* [Component data from apps and pages]
Segment Open

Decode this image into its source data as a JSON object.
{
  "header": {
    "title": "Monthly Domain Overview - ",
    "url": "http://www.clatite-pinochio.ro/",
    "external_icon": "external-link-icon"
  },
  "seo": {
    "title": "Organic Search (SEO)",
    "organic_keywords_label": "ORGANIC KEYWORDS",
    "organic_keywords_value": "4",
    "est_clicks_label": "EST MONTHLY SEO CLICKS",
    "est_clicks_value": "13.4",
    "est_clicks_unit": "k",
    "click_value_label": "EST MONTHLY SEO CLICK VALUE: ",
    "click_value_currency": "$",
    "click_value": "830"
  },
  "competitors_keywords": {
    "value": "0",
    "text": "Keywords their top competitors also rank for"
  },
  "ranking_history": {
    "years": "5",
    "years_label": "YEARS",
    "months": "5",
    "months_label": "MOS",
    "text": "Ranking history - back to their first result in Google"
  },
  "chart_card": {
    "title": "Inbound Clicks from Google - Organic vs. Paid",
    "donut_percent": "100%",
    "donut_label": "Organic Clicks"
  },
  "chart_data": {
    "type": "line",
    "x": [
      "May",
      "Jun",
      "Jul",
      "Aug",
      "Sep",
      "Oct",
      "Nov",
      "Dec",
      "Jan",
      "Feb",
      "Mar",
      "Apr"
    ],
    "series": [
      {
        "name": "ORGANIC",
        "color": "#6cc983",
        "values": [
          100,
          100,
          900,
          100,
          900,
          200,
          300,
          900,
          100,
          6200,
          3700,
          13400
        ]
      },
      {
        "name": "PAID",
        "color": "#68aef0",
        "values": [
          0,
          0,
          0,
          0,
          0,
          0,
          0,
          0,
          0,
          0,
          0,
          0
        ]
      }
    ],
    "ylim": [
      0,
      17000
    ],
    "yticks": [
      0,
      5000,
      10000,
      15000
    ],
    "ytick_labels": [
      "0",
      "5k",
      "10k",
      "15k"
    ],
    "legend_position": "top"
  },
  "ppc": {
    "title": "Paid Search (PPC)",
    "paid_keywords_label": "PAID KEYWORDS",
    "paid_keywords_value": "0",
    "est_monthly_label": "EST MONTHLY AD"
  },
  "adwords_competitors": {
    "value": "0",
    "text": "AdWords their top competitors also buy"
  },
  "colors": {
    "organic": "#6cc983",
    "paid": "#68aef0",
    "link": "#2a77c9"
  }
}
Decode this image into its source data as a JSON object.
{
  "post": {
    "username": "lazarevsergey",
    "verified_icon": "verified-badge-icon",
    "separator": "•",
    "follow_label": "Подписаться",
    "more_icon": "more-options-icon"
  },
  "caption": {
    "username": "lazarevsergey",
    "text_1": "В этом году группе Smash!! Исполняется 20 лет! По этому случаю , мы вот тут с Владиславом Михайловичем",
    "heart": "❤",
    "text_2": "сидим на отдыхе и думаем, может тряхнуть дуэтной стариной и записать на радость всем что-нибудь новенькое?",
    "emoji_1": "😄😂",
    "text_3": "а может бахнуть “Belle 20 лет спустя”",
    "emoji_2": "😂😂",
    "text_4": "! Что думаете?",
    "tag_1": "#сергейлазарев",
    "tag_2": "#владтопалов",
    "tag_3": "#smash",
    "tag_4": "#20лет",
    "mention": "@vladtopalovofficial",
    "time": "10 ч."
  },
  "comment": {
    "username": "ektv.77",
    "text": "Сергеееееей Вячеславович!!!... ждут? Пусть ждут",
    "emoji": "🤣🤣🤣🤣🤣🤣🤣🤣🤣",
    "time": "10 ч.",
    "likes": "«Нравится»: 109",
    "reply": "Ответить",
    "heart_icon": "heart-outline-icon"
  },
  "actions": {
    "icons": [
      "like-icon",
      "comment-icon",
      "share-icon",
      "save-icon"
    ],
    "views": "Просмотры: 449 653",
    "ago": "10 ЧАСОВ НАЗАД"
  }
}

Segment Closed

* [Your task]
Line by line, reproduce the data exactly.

* [Exercise output]
Decode this image into its source data as a JSON object.
{
  "header": {
    "title": "Monthly Domain Overview - ",
    "url": "http://www.clatite-pinochio.ro/",
    "external_icon": "external-link-icon"
  },
  "seo": {
    "title": "Organic Search (SEO)",
    "organic_keywords_label": "ORGANIC KEYWORDS",
    "organic_keywords_value": "4",
    "est_clicks_label": "EST MONTHLY SEO CLICKS",
    "est_clicks_value": "13.4",
    "est_clicks_unit": "k",
    "click_value_label": "EST MONTHLY SEO CLICK VALUE: ",
    "click_value_currency": "$",
    "click_value": "830"
  },
  "competitors_keywords": {
    "value": "0",
    "text": "Keywords their top competitors also rank for"
  },
  "ranking_history": {
    "years": "5",
    "years_label": "YEARS",
    "months": "5",
    "months_label": "MOS",
    "text": "Ranking history - back to their first result in Google"
  },
  "chart_card": {
    "title": "Inbound Clicks from Google - Organic vs. Paid",
    "donut_percent": "100%",
    "donut_label": "Organic Clicks"
  },
  "chart_data": {
    "type": "line",
    "x": [
      "May",
      "Jun",
      "Jul",
      "Aug",
      "Sep",
      "Oct",
      "Nov",
      "Dec",
      "Jan",
      "Feb",
      "Mar",
      "Apr"
    ],
    "series": [
      {
        "name": "ORGANIC",
        "color": "#6cc983",
        "values": [
          100,
          100,
          900,
          100,
          900,
          200,
          300,
          900,
          100,
          6200,
          3700,
          13400
        ]
      },
      {
        "name": "PAID",
        "color": "#68aef0",
        "values": [
          0,
          0,
          0,
          0,
          0,
          0,
          0,
          0,
          0,
          0,
          0,
          0
        ]
      }
    ],
    "ylim": [
      0,
      17000
    ],
    "yticks": [
      0,
      5000,
      10000,
      15000
    ],
    "ytick_labels": [
      "0",
      "5k",
      "10k",
      "15k"
    ],
    "legend_position": "top"
  },
  "ppc": {
    "title": "Paid Search (PPC)",
    "paid_keywords_label": "PAID KEYWORDS",
    "paid_keywords_value": "0",
    "est_monthly_label": "EST MONTHLY AD"
  },
  "adwords_competitors": {
    "value": "0",
    "text": "AdWords their top competitors also buy"
  },
  "colors": {
    "organic": "#6cc983",
    "paid": "#68aef0",
    "link": "#2a77c9"
  }
}
Decode this image into its source data as a JSON object.
{
  "post": {
    "username": "lazarevsergey",
    "verified_icon": "verified-badge-icon",
    "separator": "•",
    "follow_label": "Подписаться",
    "more_icon": "more-options-icon"
  },
  "caption": {
    "username": "lazarevsergey",
    "text_1": "В этом году группе Smash!! Исполняется 20 лет! По этому случаю , мы вот тут с Владиславом Михайловичем",
    "heart": "❤",
    "text_2": "сидим на отдыхе и думаем, может тряхнуть дуэтной стариной и записать на радость всем что-нибудь новенькое?",
    "emoji_1": "😄😂",
    "text_3": "а может бахнуть “Belle 20 лет спустя”",
    "emoji_2": "😂😂",
    "text_4": "! Что думаете?",
    "tag_1": "#сергейлазарев",
    "tag_2": "#владтопалов",
    "tag_3": "#smash",
    "tag_4": "#20лет",
    "mention": "@vladtopalovofficial",
    "time": "10 ч."
  },
  "comment": {
    "username": "ektv.77",
    "text": "Сергеееееей Вячеславович!!!... ждут? Пусть ждут",
    "emoji": "🤣🤣🤣🤣🤣🤣🤣🤣🤣",
    "time": "10 ч.",
    "likes": "«Нравится»: 109",
    "reply": "Ответить",
    "heart_icon": "heart-outline-icon"
  },
  "actions": {
    "icons": [
      "like-icon",
      "comment-icon",
      "share-icon",
      "save-icon"
    ],
    "views": "Просмотры: 449 653",
    "ago": "10 ЧАСОВ НАЗАД"
  }
}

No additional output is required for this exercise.